The university blames the hike partly on a new state law requiring the school to contribute an additional $3.3 million to the state’s pension system and pay an estimated $700,000 in added health care costs.
The tuition hike is expected to boost the school’s budget by $12.9 million.
USC leaders also are flustered that legislators have not completely restored the state’s higher education funding to pre-Great Recession levels. USC’s state funding for next year is down almost $48 million from the 2008-09 school year.
“The Legislature has failed higher education in South Carolina,” said Tommy Cofield, one of several trustees who made it clear he was having trouble stomaching the hike.
“I don’t like it, and I struggle with it,” trustee Gene Warr said.
During the board’s discussion, Pastides noted in-state rival Clemson University still is more expensive. USC would have raised an additional $57 million by charging Clemson’s tuition rates last year, he said. “Boy, could we have used that money.”
USC trustees also OK’d a plan Friday requiring each of the school’s academic and service departments to trim their upcoming budgets by 3 percent.
The $17 million in savings will flow to an “excellence fund” to recruit top-flight faculty members, and invest in new and current academic programs and research opportunities, the school said.
Trustees also approved raising tuition 3 percent for USC’s sister campuses and online Palmetto College program.

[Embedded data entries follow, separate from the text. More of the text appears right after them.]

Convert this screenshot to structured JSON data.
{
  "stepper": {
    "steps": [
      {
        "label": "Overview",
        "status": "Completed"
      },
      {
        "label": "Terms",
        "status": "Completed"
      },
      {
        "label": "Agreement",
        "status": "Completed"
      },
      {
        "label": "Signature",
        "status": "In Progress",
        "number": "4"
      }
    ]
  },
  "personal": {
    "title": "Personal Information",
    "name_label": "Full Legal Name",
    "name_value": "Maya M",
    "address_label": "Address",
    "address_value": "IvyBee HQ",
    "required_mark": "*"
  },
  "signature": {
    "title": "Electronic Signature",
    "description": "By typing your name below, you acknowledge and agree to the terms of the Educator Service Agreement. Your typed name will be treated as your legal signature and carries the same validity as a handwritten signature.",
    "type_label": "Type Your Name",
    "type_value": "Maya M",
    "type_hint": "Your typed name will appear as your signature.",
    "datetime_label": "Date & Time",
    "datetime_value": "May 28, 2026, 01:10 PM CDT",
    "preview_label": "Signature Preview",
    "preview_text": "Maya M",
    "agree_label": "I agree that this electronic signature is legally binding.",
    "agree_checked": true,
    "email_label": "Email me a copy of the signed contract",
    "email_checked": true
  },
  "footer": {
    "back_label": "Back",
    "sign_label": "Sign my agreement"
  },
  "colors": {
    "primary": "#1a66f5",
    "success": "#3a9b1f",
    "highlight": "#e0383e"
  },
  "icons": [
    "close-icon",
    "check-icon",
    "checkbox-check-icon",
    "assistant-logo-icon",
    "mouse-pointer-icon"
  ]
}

Tuition rates rise
Tuition hikes that S.C. four-year public colleges have announced for this fall:
In state: +3.25 percent, or an added $745; $23,673 total*
Out of state: +3.25 percent; or an added $1,430; $45,436 total*
In state: +2.99 percent, or an added $324; $11,200 total
Out of state: +2.99 percent, or an added $752; $25,872 total
College of Charleston
In state: +5.38 percent, or an added $612; $11,998 total
Out of state: +2.85 percent, or an added $842; $30,386 total
In state: +3 percent, or an added $296; $10,178 total
Out of state: +3 percent, or an added $593; $20,354 total
S.C. State University
In state: +3 percent, $270 or an added; $10,740 total
Out of state: +3 percent, or an added $570; $21,120 total
University of South Carolina-Columbia
In state: +3.46 percent, or an added $410; $12,264 total
Out of state: +3.46 percent, or an added $1,082; $32,364
* For upperclassmen, including meals, housing, uniforms, laundry, books and haircuts
SOURCE: S.C. colleges